Dataset rows for apps and sites:
>>>
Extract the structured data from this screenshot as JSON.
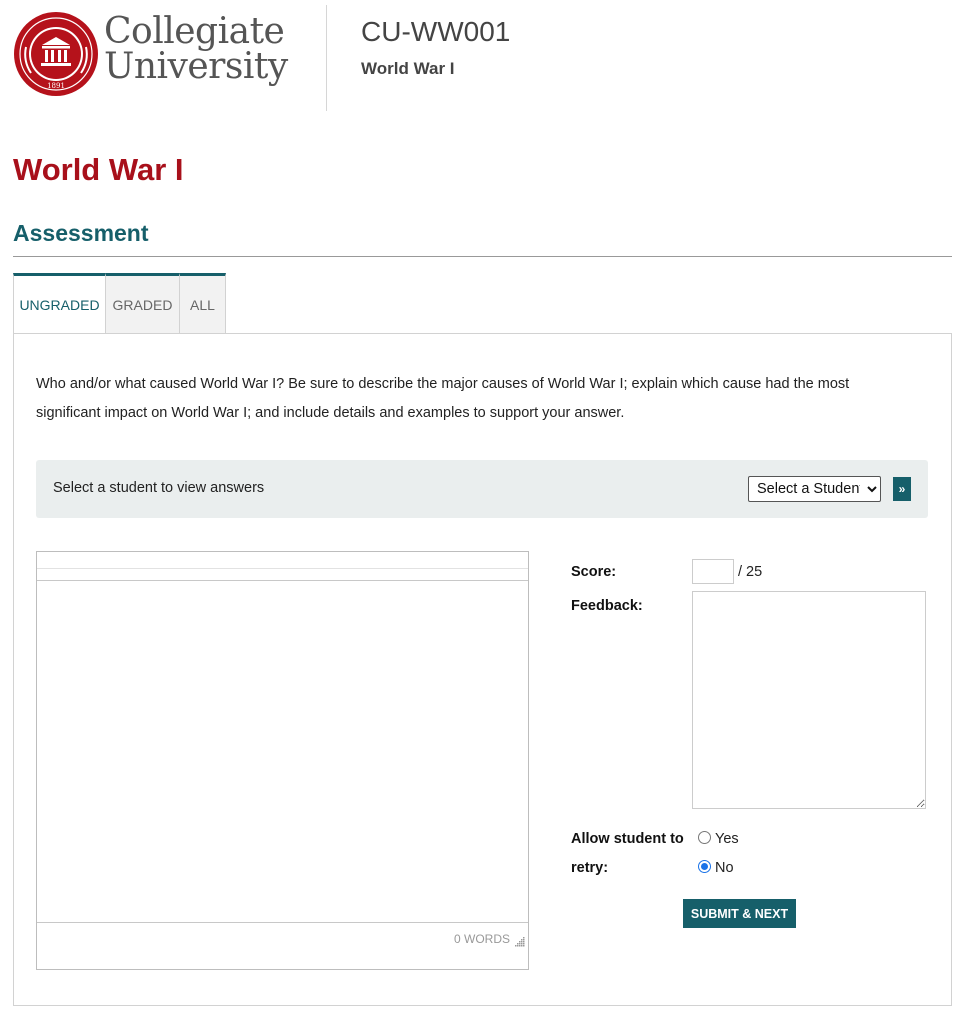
{
  "header": {
    "logo": {
      "seal_text": "LOREM IPSUM DOLOR",
      "year": "1891",
      "line1": "Collegiate",
      "line2": "University"
    },
    "course_code": "CU-WW001",
    "course_name": "World War I"
  },
  "page_title": "World War I",
  "section_title": "Assessment",
  "tabs": [
    {
      "label": "UNGRADED",
      "active": true
    },
    {
      "label": "GRADED",
      "active": false
    },
    {
      "label": "ALL",
      "active": false
    }
  ],
  "question": "Who and/or what caused World War I? Be sure to describe the major causes of World War I; explain which cause had the most significant impact on World War I; and include details and examples to support your answer.",
  "student_bar": {
    "label": "Select a student to view answers",
    "select_value": "Select a Student",
    "go_label": "»"
  },
  "editor": {
    "word_count": "0 WORDS"
  },
  "grading": {
    "score_label": "Score:",
    "score_value": "",
    "score_max": "/ 25",
    "feedback_label": "Feedback:",
    "retry_label_line1": "Allow student to",
    "retry_label_line2": "retry:",
    "options": [
      {
        "label": "Yes",
        "checked": false
      },
      {
        "label": "No",
        "checked": true
      }
    ],
    "submit_label": "SUBMIT & NEXT"
  },
  "colors": {
    "brand_red": "#a8101b",
    "accent_teal": "#165f6a",
    "radio_blue": "#1a73e8"
  }
}
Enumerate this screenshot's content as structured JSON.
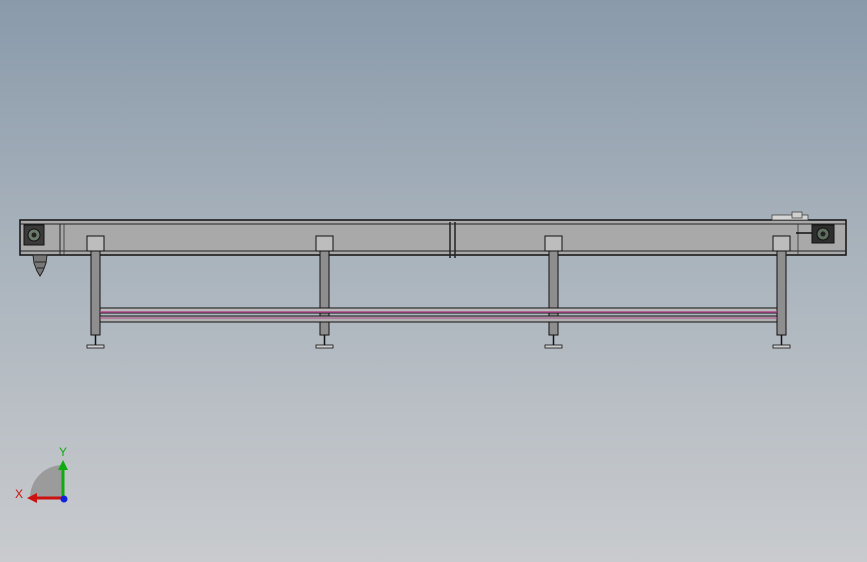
{
  "viewport": {
    "background_top": "#8a9aab",
    "background_bottom": "#c9cbce"
  },
  "model": {
    "frame_color": "#a7a7a7",
    "frame_stroke": "#111111",
    "leg_color": "#8c8c8c",
    "rail_accent_color": "#b04a8c",
    "leg_count": 4,
    "motor_icons": [
      "motor-drive-left-icon",
      "motor-drive-right-icon"
    ]
  },
  "triad": {
    "x_label": "X",
    "y_label": "Y",
    "x_color": "#cc1111",
    "y_color": "#11aa11",
    "z_color": "#1122dd"
  }
}
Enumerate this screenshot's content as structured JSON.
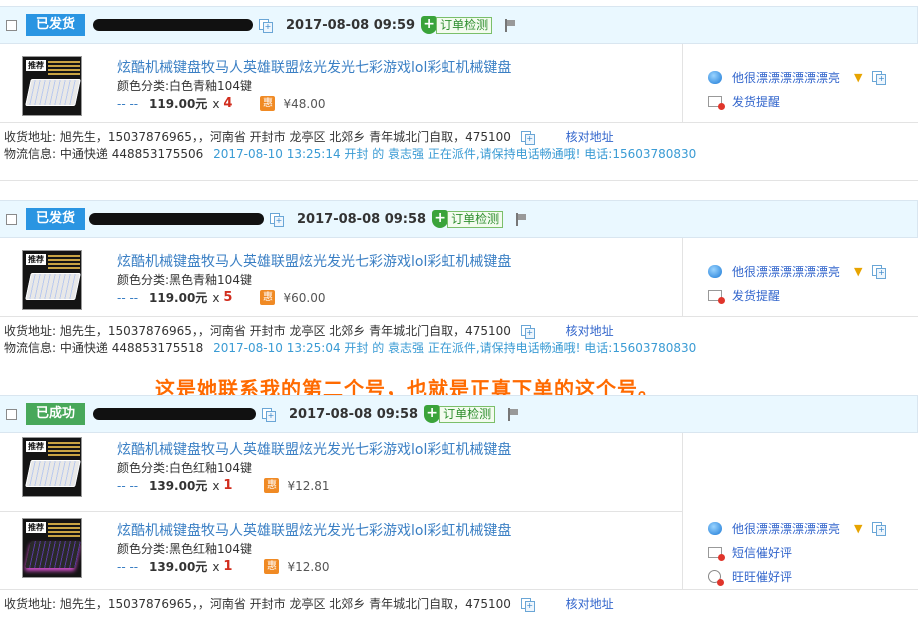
{
  "orders": [
    {
      "status": "已发货",
      "date": "2017-08-08 09:59",
      "detect_label": "订单检测",
      "items": [
        {
          "title": "炫酷机械键盘牧马人英雄联盟炫光发光七彩游戏lol彩虹机械键盘",
          "variant": "颜色分类:白色青釉104键",
          "dash": "-- --",
          "price": "119.00元",
          "x": "x",
          "qty": "4",
          "hui": "惠",
          "discount": "¥48.00"
        }
      ],
      "actions": [
        "他很漂漂漂漂漂漂亮",
        "发货提醒"
      ],
      "address_label": "收货地址:",
      "address": "旭先生，15037876965，，河南省 开封市 龙亭区 北郊乡 青年城北门自取，475100",
      "verify": "核对地址",
      "logistics_label": "物流信息:",
      "carrier": "中通快递  448853175506",
      "tracking": "2017-08-10 13:25:14 开封 的 袁志强 正在派件,请保持电话畅通哦! 电话:15603780830"
    },
    {
      "status": "已发货",
      "date": "2017-08-08 09:58",
      "detect_label": "订单检测",
      "items": [
        {
          "title": "炫酷机械键盘牧马人英雄联盟炫光发光七彩游戏lol彩虹机械键盘",
          "variant": "颜色分类:黑色青釉104键",
          "dash": "-- --",
          "price": "119.00元",
          "x": "x",
          "qty": "5",
          "hui": "惠",
          "discount": "¥60.00"
        }
      ],
      "actions": [
        "他很漂漂漂漂漂漂亮",
        "发货提醒"
      ],
      "address_label": "收货地址:",
      "address": "旭先生，15037876965，，河南省 开封市 龙亭区 北郊乡 青年城北门自取，475100",
      "verify": "核对地址",
      "logistics_label": "物流信息:",
      "carrier": "中通快递  448853175518",
      "tracking": "2017-08-10 13:25:04 开封 的 袁志强 正在派件,请保持电话畅通哦! 电话:15603780830"
    },
    {
      "status": "已成功",
      "date": "2017-08-08 09:58",
      "detect_label": "订单检测",
      "items": [
        {
          "title": "炫酷机械键盘牧马人英雄联盟炫光发光七彩游戏lol彩虹机械键盘",
          "variant": "颜色分类:白色红釉104键",
          "dash": "-- --",
          "price": "139.00元",
          "x": "x",
          "qty": "1",
          "hui": "惠",
          "discount": "¥12.81"
        },
        {
          "title": "炫酷机械键盘牧马人英雄联盟炫光发光七彩游戏lol彩虹机械键盘",
          "variant": "颜色分类:黑色红釉104键",
          "dash": "-- --",
          "price": "139.00元",
          "x": "x",
          "qty": "1",
          "hui": "惠",
          "discount": "¥12.80"
        }
      ],
      "actions": [
        "他很漂漂漂漂漂漂亮",
        "短信催好评",
        "旺旺催好评"
      ],
      "address_label": "收货地址:",
      "address": "旭先生，15037876965，，河南省 开封市 龙亭区 北郊乡 青年城北门自取，475100",
      "verify": "核对地址"
    }
  ],
  "annotation": "这是她联系我的第二个号，也就是正真下单的这个号。",
  "colors": {
    "accent": "#3a7fc4",
    "shipped": "#2a95e2",
    "success": "#48a85a",
    "qty": "#d12d1e",
    "annotation": "#ff6a00"
  }
}
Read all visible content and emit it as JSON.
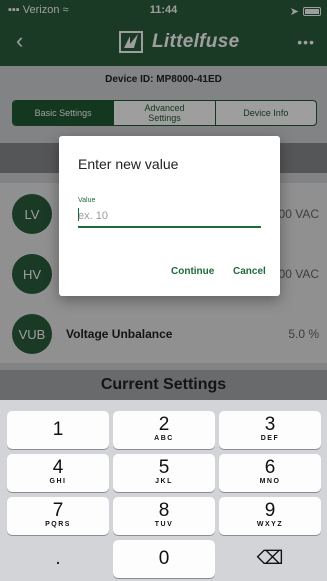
{
  "status_bar": {
    "carrier": "Verizon",
    "time": "11:44"
  },
  "nav": {
    "brand": "Littelfuse"
  },
  "device": {
    "id_label": "Device ID: MP8000-41ED"
  },
  "tabs": [
    {
      "label": "Basic Settings"
    },
    {
      "label": "Advanced Settings"
    },
    {
      "label": "Device Info"
    }
  ],
  "voltage_rows": [
    {
      "abbr": "LV",
      "label": "",
      "value": "00 VAC"
    },
    {
      "abbr": "HV",
      "label": "",
      "value": "00 VAC"
    },
    {
      "abbr": "VUB",
      "label": "Voltage Unbalance",
      "value": "5.0 %"
    }
  ],
  "current_header": "Current Settings",
  "dialog": {
    "title": "Enter new value",
    "field_label": "Value",
    "placeholder": "ex. 10",
    "continue_label": "Continue",
    "cancel_label": "Cancel"
  },
  "keypad": [
    {
      "num": "1",
      "letters": ""
    },
    {
      "num": "2",
      "letters": "ABC"
    },
    {
      "num": "3",
      "letters": "DEF"
    },
    {
      "num": "4",
      "letters": "GHI"
    },
    {
      "num": "5",
      "letters": "JKL"
    },
    {
      "num": "6",
      "letters": "MNO"
    },
    {
      "num": "7",
      "letters": "PQRS"
    },
    {
      "num": "8",
      "letters": "TUV"
    },
    {
      "num": "9",
      "letters": "WXYZ"
    },
    {
      "num": ".",
      "letters": ""
    },
    {
      "num": "0",
      "letters": ""
    },
    {
      "num": "⌫",
      "letters": ""
    }
  ],
  "colors": {
    "brand_green": "#2a5e3c",
    "accent_green": "#1f6a3b"
  }
}
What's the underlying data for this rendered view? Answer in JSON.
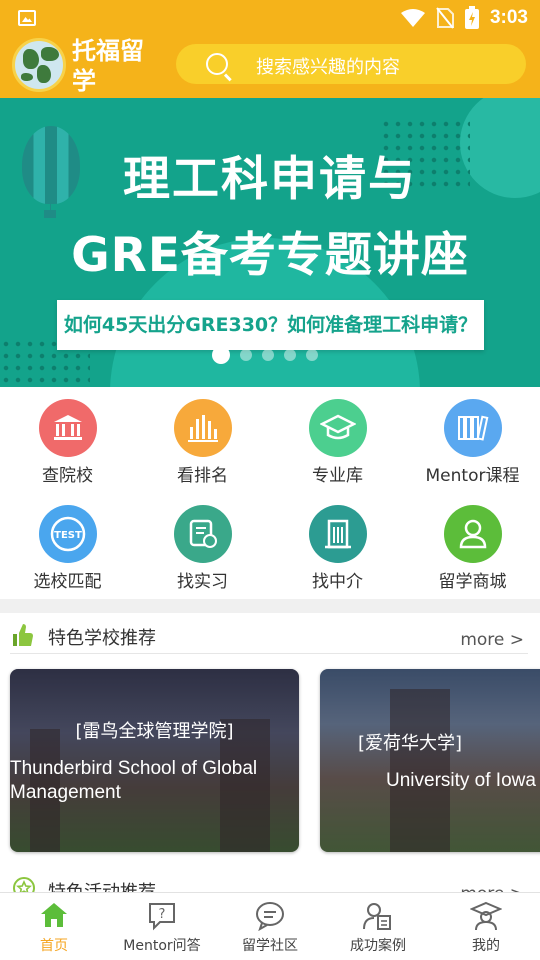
{
  "status_bar": {
    "time": "3:03",
    "icons": [
      "image-icon",
      "wifi-icon",
      "no-sim-icon",
      "battery-charging-icon"
    ]
  },
  "header": {
    "app_title": "托福留学",
    "search_placeholder": "搜索感兴趣的内容"
  },
  "banner": {
    "title_line1": "理工科申请与",
    "title_line2": "GRE备考专题讲座",
    "subtitle": "如何45天出分GRE330？如何准备理工科申请？",
    "page_count": 5,
    "active_page": 1
  },
  "grid": [
    {
      "label": "查院校",
      "icon": "school-building-icon",
      "color": "#f06a6a"
    },
    {
      "label": "看排名",
      "icon": "bar-chart-icon",
      "color": "#f7a93b"
    },
    {
      "label": "专业库",
      "icon": "graduation-cap-icon",
      "color": "#4ccf8f"
    },
    {
      "label": "Mentor课程",
      "icon": "books-icon",
      "color": "#5aa8f0"
    },
    {
      "label": "选校匹配",
      "icon": "test-icon",
      "color": "#4aa6ee"
    },
    {
      "label": "找实习",
      "icon": "resume-icon",
      "color": "#3aa88a"
    },
    {
      "label": "找中介",
      "icon": "office-building-icon",
      "color": "#2c9c92"
    },
    {
      "label": "留学商城",
      "icon": "user-icon",
      "color": "#5cbd3a"
    }
  ],
  "schools_section": {
    "title": "特色学校推荐",
    "more": "more >",
    "cards": [
      {
        "cn": "[雷鸟全球管理学院]",
        "en": "Thunderbird School of Global Management"
      },
      {
        "cn": "[爱荷华大学]",
        "en": "University of Iowa"
      }
    ]
  },
  "activities_section": {
    "title": "特色活动推荐",
    "more": "more >"
  },
  "bottom_nav": [
    {
      "label": "首页",
      "icon": "home-icon",
      "active": true
    },
    {
      "label": "Mentor问答",
      "icon": "question-bubble-icon",
      "active": false
    },
    {
      "label": "留学社区",
      "icon": "chat-bubble-icon",
      "active": false
    },
    {
      "label": "成功案例",
      "icon": "user-document-icon",
      "active": false
    },
    {
      "label": "我的",
      "icon": "graduate-icon",
      "active": false
    }
  ],
  "colors": {
    "brand": "#f5b31a",
    "banner": "#13a38b",
    "active_nav": "#f5a623"
  }
}
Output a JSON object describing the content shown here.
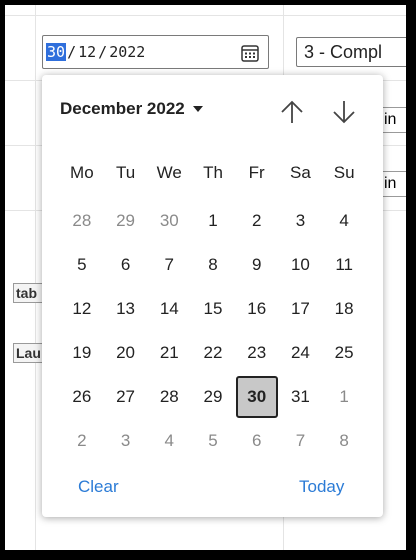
{
  "date_input": {
    "day": "30",
    "sep1": "/",
    "month": "12",
    "sep2": "/",
    "year": "2022"
  },
  "status_select": {
    "value": "3 - Compl"
  },
  "row_fields": [
    {
      "text": "in"
    },
    {
      "text": "in"
    }
  ],
  "side_buttons": [
    {
      "label": "tab"
    },
    {
      "label": "Lau"
    }
  ],
  "calendar": {
    "month_label": "December 2022",
    "weekdays": [
      "Mo",
      "Tu",
      "We",
      "Th",
      "Fr",
      "Sa",
      "Su"
    ],
    "days": [
      {
        "label": "28",
        "other": true
      },
      {
        "label": "29",
        "other": true
      },
      {
        "label": "30",
        "other": true
      },
      {
        "label": "1"
      },
      {
        "label": "2"
      },
      {
        "label": "3"
      },
      {
        "label": "4"
      },
      {
        "label": "5"
      },
      {
        "label": "6"
      },
      {
        "label": "7"
      },
      {
        "label": "8"
      },
      {
        "label": "9"
      },
      {
        "label": "10"
      },
      {
        "label": "11"
      },
      {
        "label": "12"
      },
      {
        "label": "13"
      },
      {
        "label": "14"
      },
      {
        "label": "15"
      },
      {
        "label": "16"
      },
      {
        "label": "17"
      },
      {
        "label": "18"
      },
      {
        "label": "19"
      },
      {
        "label": "20"
      },
      {
        "label": "21"
      },
      {
        "label": "22"
      },
      {
        "label": "23"
      },
      {
        "label": "24"
      },
      {
        "label": "25"
      },
      {
        "label": "26"
      },
      {
        "label": "27"
      },
      {
        "label": "28"
      },
      {
        "label": "29"
      },
      {
        "label": "30",
        "selected": true
      },
      {
        "label": "31"
      },
      {
        "label": "1",
        "other": true
      },
      {
        "label": "2",
        "other": true
      },
      {
        "label": "3",
        "other": true
      },
      {
        "label": "4",
        "other": true
      },
      {
        "label": "5",
        "other": true
      },
      {
        "label": "6",
        "other": true
      },
      {
        "label": "7",
        "other": true
      },
      {
        "label": "8",
        "other": true
      }
    ],
    "clear_label": "Clear",
    "today_label": "Today"
  },
  "colors": {
    "selection": "#2f6fdc",
    "link": "#2b7bd6",
    "selected_day_bg": "#c8c8c8"
  },
  "icons": {
    "calendar": "calendar-icon",
    "prev": "arrow-up-icon",
    "next": "arrow-down-icon",
    "dropdown": "caret-down-icon"
  }
}
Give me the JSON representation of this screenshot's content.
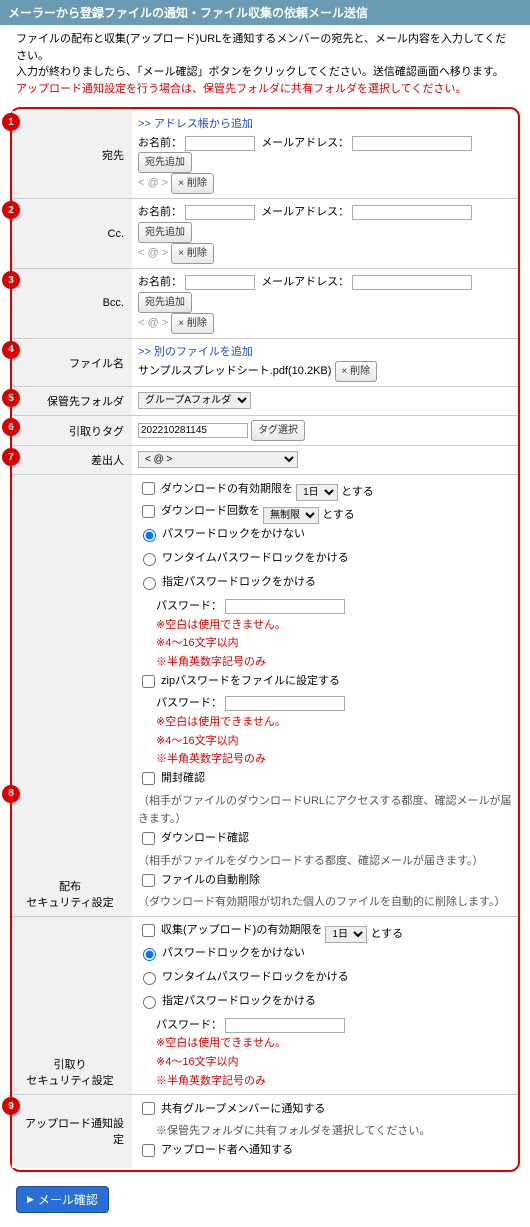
{
  "header": "メーラーから登録ファイルの通知・ファイル収集の依頼メール送信",
  "intro": {
    "l1": "ファイルの配布と収集(アップロード)URLを通知するメンバーの宛先と、メール内容を入力してください。",
    "l2": "入力が終わりましたら、「メール確認」ボタンをクリックしてください。送信確認画面へ移ります。",
    "l3": "アップロード通知設定を行う場合は、保管先フォルダに共有フォルダを選択してください。"
  },
  "addr": {
    "to_label": "宛先",
    "cc_label": "Cc.",
    "bcc_label": "Bcc.",
    "add_from_book": ">> アドレス帳から追加",
    "name_label": "お名前：",
    "email_label": "メールアドレス：",
    "add_dest_btn": "宛先追加",
    "delete_btn": "× 削除",
    "to_line": "< @ >",
    "cc_line": "< @ >",
    "bcc_line": "< @ >"
  },
  "file": {
    "label": "ファイル名",
    "add_another": ">> 別のファイルを追加",
    "name": "サンプルスプレッドシート.pdf(10.2KB)",
    "delete_btn": "× 削除"
  },
  "folder": {
    "label": "保管先フォルダ",
    "value": "グループAフォルダ"
  },
  "tag": {
    "label": "引取りタグ",
    "value": "202210281145",
    "select_btn": "タグ選択"
  },
  "sender": {
    "label": "差出人",
    "value": "< @ >"
  },
  "dist": {
    "label1": "配布",
    "label2": "セキュリティ設定",
    "dl_expiry": "ダウンロードの有効期限を",
    "dl_expiry_val": "1日",
    "to_suru": "とする",
    "dl_count": "ダウンロード回数を",
    "dl_count_val": "無制限",
    "pw_none": "パスワードロックをかけない",
    "pw_otp": "ワンタイムパスワードロックをかける",
    "pw_set": "指定パスワードロックをかける",
    "pw_label": "パスワード：",
    "w1": "※空白は使用できません。",
    "w2": "※4～16文字以内",
    "w3": "※半角英数字記号のみ",
    "zip": "zipパスワードをファイルに設定する",
    "open_conf": "開封確認",
    "open_conf_note": "（相手がファイルのダウンロードURLにアクセスする都度、確認メールが届きます。）",
    "dl_conf": "ダウンロード確認",
    "dl_conf_note": "（相手がファイルをダウンロードする都度、確認メールが届きます。）",
    "auto_del": "ファイルの自動削除",
    "auto_del_note": "（ダウンロード有効期限が切れた個人のファイルを自動的に削除します。）"
  },
  "collect": {
    "label1": "引取り",
    "label2": "セキュリティ設定",
    "up_expiry": "収集(アップロード)の有効期限を",
    "up_expiry_val": "1日",
    "to_suru": "とする",
    "pw_none": "パスワードロックをかけない",
    "pw_otp": "ワンタイムパスワードロックをかける",
    "pw_set": "指定パスワードロックをかける",
    "pw_label": "パスワード：",
    "w1": "※空白は使用できません。",
    "w2": "※4～16文字以内",
    "w3": "※半角英数字記号のみ"
  },
  "upload_notify": {
    "label": "アップロード通知設定",
    "opt1": "共有グループメンバーに通知する",
    "opt1_note": "※保管先フォルダに共有フォルダを選択してください。",
    "opt2": "アップロード者へ通知する"
  },
  "confirm_btn": "メール確認"
}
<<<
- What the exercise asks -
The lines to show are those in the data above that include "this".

- Finished task -
Extract the structured data from this screenshot as JSON.
Enumerate this screenshot's content as structured JSON.
Enumerate this screenshot's content as structured JSON.
What's the underlying data for this rendered view? Answer in JSON.
Give me the JSON representation of this screenshot's content.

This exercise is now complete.